Tuesday, February 06, 2007

Hit and run

A woman runs into a 14-year old boy on his bike. The boy falls and is injured. The woman gets out of her car, inspects the damage on her car and then goes off without even looking at the boy.
A 7-year old girl gets hit by a car. She suffers a complicated fracture in her upper leg and literally has to crawl to a nearby house to get help. The driver did not stop to see if the girl needed any help, and simply drove away.
These are just two examples in one week about hit and run accidents in the very neighbourhood of my home. The 7-year old is the younger sister of a girlfriend of my daugther's, so it makes the impact of the latter accident sort of personal. In my opinion the two accidents illustrate a more general trend towards avoidance of responsibility. I don't believe anymore in explanations calling these events 'incidents'. There are just too many occurences of incidents nowadays. Individualistic behaviour (me, me, me, materialsm, hurry, "I want it, and I want it now") are key drivers. There is trend in society in which only indivdualism is the most important thing. If people can't get it soon enough they become frustrated. In the last 10 years I had to make a lot of kilometers on the highway (about 60.000 km a year), and it seems to become a jungle more and more everyday. People trying to "push" you from behind (even in a traffic jam), overtaking by using the right lane are daily practice. There is no consideration of consequences and lack of responsibility seems to become the default modus.
I do not consider myself a preacher of morality or anything like that, but it's a f.... disgrace that some adult people think they can hit a child, run off and leave it seriously injured on the street. The girl could have been run over by another car when she was crawling on the street. Yes, hit and run is considered a criminal offense, but the problem is that you have to catch them first. The only thing we know is that it concerns a white-coloured car.

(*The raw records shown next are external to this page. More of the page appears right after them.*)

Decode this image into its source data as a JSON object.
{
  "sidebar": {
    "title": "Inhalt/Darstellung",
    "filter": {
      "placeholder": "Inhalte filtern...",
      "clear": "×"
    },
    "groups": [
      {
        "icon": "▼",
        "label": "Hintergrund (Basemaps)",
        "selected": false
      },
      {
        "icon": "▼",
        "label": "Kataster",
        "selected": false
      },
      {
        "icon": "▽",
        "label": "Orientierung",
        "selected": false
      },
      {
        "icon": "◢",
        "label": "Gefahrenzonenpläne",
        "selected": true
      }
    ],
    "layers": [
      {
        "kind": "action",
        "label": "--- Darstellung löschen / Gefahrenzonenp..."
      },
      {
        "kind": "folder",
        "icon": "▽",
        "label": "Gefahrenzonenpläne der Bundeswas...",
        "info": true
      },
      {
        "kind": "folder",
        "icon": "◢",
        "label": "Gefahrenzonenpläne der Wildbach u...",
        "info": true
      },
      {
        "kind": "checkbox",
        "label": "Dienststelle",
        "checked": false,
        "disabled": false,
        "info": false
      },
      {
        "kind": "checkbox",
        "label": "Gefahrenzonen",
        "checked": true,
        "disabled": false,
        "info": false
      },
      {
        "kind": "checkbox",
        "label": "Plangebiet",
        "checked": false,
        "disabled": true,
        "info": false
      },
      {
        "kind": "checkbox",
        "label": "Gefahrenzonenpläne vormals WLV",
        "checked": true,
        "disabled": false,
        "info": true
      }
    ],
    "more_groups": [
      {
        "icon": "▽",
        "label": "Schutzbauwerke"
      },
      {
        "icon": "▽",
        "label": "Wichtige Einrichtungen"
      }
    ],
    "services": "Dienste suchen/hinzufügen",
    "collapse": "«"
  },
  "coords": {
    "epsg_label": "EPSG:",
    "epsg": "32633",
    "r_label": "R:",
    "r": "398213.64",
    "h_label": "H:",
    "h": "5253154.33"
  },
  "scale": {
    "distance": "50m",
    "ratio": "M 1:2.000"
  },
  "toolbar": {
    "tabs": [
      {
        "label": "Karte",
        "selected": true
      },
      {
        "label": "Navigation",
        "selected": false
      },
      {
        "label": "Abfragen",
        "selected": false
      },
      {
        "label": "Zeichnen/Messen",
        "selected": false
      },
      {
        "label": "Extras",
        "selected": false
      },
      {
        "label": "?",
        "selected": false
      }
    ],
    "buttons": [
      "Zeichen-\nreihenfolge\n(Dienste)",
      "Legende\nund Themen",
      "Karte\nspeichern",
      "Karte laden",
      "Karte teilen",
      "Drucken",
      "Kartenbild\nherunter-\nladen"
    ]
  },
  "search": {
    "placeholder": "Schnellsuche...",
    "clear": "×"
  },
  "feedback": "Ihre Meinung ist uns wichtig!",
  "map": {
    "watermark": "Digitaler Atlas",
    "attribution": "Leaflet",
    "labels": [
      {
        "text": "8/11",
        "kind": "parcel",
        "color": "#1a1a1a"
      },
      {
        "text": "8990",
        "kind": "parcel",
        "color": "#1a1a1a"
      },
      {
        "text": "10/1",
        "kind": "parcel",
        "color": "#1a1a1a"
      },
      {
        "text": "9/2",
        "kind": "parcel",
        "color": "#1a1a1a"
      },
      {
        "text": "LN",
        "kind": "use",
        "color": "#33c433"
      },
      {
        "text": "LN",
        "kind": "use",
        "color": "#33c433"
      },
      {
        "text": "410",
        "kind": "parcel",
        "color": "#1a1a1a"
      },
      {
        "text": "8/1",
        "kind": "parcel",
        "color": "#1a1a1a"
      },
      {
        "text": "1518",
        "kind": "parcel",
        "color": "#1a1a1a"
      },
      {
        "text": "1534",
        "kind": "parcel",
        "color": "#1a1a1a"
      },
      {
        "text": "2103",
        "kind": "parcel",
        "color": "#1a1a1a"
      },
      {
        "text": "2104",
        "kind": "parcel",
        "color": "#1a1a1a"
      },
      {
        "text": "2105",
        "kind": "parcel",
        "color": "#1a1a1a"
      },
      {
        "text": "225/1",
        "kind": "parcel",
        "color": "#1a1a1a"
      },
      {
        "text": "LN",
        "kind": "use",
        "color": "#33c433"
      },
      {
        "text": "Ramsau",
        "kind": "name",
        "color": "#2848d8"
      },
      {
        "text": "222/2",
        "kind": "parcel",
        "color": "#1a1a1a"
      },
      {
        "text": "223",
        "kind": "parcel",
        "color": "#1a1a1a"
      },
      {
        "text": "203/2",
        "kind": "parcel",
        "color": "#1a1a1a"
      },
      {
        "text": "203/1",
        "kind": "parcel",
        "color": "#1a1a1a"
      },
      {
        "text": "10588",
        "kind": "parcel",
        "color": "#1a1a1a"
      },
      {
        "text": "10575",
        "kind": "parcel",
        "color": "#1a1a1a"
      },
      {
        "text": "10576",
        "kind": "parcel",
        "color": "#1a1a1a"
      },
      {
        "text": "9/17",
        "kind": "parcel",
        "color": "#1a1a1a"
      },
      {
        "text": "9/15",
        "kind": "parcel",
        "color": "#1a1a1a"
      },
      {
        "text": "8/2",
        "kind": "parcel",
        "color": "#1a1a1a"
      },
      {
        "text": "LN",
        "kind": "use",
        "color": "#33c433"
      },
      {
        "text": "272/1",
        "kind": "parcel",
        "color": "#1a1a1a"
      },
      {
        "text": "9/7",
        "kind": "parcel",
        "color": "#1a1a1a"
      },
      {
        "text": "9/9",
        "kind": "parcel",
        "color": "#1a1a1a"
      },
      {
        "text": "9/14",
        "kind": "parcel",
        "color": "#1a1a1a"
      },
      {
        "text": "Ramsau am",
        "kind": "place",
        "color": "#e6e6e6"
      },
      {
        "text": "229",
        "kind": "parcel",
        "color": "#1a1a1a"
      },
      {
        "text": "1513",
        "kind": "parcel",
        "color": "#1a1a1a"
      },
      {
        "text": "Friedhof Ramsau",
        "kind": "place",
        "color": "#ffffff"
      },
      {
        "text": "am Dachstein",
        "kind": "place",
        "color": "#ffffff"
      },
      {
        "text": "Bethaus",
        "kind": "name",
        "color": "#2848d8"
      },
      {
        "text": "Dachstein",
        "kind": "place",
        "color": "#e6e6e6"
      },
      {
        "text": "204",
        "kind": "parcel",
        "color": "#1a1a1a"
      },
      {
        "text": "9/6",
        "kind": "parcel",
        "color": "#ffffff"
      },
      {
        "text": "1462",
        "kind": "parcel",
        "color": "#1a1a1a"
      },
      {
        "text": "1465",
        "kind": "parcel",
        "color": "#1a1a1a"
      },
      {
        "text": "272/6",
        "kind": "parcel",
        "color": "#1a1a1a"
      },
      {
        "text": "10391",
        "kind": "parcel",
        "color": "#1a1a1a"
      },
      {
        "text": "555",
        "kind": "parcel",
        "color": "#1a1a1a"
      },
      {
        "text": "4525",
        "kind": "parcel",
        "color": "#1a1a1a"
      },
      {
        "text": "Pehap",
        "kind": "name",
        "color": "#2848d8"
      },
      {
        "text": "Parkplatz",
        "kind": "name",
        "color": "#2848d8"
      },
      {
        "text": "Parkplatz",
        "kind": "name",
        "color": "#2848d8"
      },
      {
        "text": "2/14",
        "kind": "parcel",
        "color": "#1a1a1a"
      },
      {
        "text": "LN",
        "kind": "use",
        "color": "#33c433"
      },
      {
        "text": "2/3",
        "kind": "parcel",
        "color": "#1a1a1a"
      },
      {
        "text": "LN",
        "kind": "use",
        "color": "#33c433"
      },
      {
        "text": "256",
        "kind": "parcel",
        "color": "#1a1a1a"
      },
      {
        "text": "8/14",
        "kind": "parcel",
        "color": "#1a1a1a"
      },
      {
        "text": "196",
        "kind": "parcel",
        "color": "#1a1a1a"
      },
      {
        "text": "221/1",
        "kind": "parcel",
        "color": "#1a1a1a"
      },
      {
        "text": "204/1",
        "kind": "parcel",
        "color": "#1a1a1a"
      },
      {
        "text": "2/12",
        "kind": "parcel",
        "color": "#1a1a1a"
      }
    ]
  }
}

As a psychologist I try to imagine what makes the decision to hit and run. Is it indeed this lack of responsibility I was writing about, is it a panic reaction, or is it something else like the driver had no liability insurance? Whatever the reason was, it's no excuse. Even if in panic, you could at least make an anonymous 112 (911) call for help.